I mentioned in my previous post that I recently read and greatly enjoyed Elizabeth Gaskell’s Wives and Daughters, unfinished though it may be. Part of my enjoyment of it–indeed, of my pleasure in all the Victorian door-stoppers I’ve made my way through in the past 18 months–was reading every single footnote provided by the hardworking editors of my reading copies.
I think all or most of my Victorian novels have been either Penguin Classics or Oxford World Classics, and that’s been intentional. I took only two half credits in Victorian literature in all my time in university and I didn’t feel I could read these novels “blind” as it were. I needed editions done up by experts in the field so I would know both what the books and I were about while I was reading them. Really, it’s been amazing–like studying for a comprehensive exam in Victorian Lit that I’ll have to write no sooner than, say 2025. It’s been informative, leisurely bliss.
I haven’t been satisfied at every footnoted turn, of course; things that should have been footnoted but weren’t–for example, ALL that French dialogue in Villette–have left me scratching my head more than a few times. But imagine my surprise, my horror, my disappointment, and indeed my scorn when a goodly number of pages into George Gissing’s The Odd Women (Penguin Classics edition) I realized there were no footnotes at all. I stared in distraction, at nothing; I bit my lip absently and wrung my hands hardly; I gnashed my teeth just a little, but then I remembered I both need and like my teeth and I stopped.
I fell to thinking. I realized something very unusual for me: I had no idea where this book had come from. I didn’t know how long I’d had it. I could recall packing it and unpacking it through a number of moves, and that was all I knew of its mysterious appearance in my collection. The mystery was soon solved, however, when I discovered the receipt tucked between some pages near the end of the novel. It informed me that said book was purchased at Novel Idea, 156 Kingston Street, K7L 1B1, at 10:47 am on July 27….2002. I’ve been carrying this book around for 10 years; the shame of it all temporarily distracted me from the larger issue of the lack of editorial presence in this volume. It reminded my why I began 2012 committed to buying no books this year, and how spectacularly, show-stoppingly, thoroughly I have failed; but more on this anon.

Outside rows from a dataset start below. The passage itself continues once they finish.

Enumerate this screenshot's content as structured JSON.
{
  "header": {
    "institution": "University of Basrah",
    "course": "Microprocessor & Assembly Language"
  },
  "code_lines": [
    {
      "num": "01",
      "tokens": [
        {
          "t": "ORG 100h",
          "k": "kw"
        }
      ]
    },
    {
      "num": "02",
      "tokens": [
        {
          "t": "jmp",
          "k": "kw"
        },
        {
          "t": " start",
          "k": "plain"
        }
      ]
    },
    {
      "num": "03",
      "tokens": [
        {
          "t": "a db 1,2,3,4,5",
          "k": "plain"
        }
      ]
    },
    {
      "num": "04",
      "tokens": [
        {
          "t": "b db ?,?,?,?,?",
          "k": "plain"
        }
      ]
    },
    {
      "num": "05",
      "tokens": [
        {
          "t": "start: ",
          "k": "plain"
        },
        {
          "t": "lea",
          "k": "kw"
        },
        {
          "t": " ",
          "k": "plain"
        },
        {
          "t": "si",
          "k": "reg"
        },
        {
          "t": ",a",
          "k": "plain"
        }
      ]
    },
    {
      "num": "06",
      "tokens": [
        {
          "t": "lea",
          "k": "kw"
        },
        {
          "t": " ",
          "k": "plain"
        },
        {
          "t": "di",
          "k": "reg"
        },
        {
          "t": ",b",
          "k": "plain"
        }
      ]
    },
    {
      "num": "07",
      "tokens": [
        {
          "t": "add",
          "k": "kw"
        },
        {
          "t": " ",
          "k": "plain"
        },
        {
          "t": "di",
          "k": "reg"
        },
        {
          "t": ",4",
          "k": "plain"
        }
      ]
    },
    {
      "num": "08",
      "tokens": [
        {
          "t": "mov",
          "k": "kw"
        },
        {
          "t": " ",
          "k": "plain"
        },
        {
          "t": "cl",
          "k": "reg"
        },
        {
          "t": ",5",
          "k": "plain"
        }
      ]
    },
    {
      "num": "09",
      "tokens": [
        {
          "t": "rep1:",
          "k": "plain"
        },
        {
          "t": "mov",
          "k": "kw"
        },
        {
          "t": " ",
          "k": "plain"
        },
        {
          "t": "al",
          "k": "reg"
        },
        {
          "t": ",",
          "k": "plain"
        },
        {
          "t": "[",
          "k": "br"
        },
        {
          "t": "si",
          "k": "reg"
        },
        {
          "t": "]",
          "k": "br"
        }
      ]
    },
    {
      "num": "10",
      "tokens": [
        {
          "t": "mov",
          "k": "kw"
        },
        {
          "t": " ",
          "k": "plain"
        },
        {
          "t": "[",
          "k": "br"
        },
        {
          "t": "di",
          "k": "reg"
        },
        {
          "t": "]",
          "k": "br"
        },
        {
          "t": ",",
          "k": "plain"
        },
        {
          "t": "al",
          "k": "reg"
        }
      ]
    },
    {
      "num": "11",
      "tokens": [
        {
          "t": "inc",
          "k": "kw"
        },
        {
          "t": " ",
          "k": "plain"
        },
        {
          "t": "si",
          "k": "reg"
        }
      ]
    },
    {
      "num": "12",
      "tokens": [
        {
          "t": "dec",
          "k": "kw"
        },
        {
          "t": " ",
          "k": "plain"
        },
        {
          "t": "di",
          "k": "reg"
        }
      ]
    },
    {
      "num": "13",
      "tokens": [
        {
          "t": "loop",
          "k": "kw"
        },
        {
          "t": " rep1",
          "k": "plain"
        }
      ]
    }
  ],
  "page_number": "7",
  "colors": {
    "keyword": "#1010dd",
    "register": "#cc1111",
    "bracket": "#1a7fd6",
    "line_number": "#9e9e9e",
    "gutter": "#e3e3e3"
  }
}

The Odd Women is afflicted by a significant and disheartening editorial absence, my friends. One of the main characters, Virginia Madden, is a vegetarian. Questions: What would inspire such a choice in the late 18oos? Is this likely a moral, religious, or health choice–or is it, perhaps, simply a function of poverty? Maybe she simply nurses a deep and abiding crush on P.B. Shelley? How would other people at the time have looked upon such a choice? What the hell besides bread and cheese (and brandy!) would she have eaten? A quick Google search, of course, answers most of these questions (and some surprise me incredibly–the British Vegetarian Society has been continually in action since 1848!!) but I like not to adulterate my reading with an excess of trips to the Wikipedia.
Other questions: Miss Barfoot runs a sort of school teaching women of a certain class what are essentially secretarial skills, including typing. My first question being, of course, “There were typewriters in the 19th century??” Well, this is perhaps not surprising but no Victorian novel I’ve hitherto read has seen fit to espouse any technology more advanced than whalebone corsets, guns, and smelling salts. Background, please, Editor? “Sorry,” Dr. Showalter says as she waves dismissively, “I am too busy for such trifles.”

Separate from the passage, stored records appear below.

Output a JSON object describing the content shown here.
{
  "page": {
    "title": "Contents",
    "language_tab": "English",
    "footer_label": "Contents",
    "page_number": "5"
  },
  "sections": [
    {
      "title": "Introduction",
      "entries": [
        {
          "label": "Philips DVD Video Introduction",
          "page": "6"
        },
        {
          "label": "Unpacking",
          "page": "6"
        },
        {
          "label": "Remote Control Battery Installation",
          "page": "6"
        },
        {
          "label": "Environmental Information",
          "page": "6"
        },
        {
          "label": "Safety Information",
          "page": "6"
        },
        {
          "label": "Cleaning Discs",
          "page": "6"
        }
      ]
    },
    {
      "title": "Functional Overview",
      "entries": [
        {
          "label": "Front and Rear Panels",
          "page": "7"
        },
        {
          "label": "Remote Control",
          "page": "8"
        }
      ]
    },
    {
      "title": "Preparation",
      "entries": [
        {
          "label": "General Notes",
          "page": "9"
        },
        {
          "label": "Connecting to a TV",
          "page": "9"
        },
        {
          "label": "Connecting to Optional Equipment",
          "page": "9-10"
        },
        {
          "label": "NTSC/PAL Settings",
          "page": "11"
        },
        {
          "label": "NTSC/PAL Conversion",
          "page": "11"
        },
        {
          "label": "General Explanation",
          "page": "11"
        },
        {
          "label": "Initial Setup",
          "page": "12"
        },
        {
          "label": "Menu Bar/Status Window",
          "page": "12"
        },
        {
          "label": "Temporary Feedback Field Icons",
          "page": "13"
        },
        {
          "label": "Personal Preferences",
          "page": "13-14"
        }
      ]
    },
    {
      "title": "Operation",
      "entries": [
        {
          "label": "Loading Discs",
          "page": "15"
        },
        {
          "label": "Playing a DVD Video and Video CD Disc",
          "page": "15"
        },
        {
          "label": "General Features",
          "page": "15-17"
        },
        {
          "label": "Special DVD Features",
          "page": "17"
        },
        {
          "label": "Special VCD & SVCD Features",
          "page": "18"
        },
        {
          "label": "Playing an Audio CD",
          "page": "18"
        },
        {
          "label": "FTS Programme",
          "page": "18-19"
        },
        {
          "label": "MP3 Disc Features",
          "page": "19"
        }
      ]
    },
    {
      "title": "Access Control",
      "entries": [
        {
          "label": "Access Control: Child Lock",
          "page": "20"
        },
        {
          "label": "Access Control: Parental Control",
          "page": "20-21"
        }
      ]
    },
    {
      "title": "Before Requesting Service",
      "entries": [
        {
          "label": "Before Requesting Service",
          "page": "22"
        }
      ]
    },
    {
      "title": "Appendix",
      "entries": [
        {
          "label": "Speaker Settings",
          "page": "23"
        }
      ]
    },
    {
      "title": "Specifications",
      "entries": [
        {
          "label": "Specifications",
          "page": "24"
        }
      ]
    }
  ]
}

Now, it may be that much of this and many other historical tidbits are dealt with in the introduction. But you know I can’t read the introduction until I’ve finished the novel proper! Introductions almost invariably contain plot details that I absolutely insist on not knowing until I read about them in the unfolding of the plot in the bloody book. Verdict: I’m really enjoying The Odd Women but I feel as though I’m reading in a badly lit room.
Now, Wives and Daughters: Pam Morris provides a seriously robust editorial map to help laypersons like me through the maze of an unfamiliar past. I adore her. But she does make one critical error: she sometimes includes references to future plot details in footnotes. Dr. Morris! Footnotes in novels are for explaining historical details, allusions to/quotations from other texts, geographical information, etc. They are NOT for telling me 50 pages in that the heroine is going to fall in love with my Lord Muck-Muck and that he will not immediately reciprocate. This is especially egregious given that Dr. Morris was so thoughtful as to suggest that I might want to save the Introduction for later because she gives the whole damned story away there.
That said, I’ll take Morris’s sometimes over-excited intrusions over Showalter’s radio silence any day. My biggest question is this: why did Penguin okay such a paltry offering from Showalter? Was her name more important (because she is, really, a big damned fish in a large but crowded and somewhat incestuous academic pond) than the end product? Because I have no doubt any number of highly qualified and newly minted PhDs in Vic Lit would have done a dirty deal at any crossroads you might care to name to have gotten their hands on this editorial job.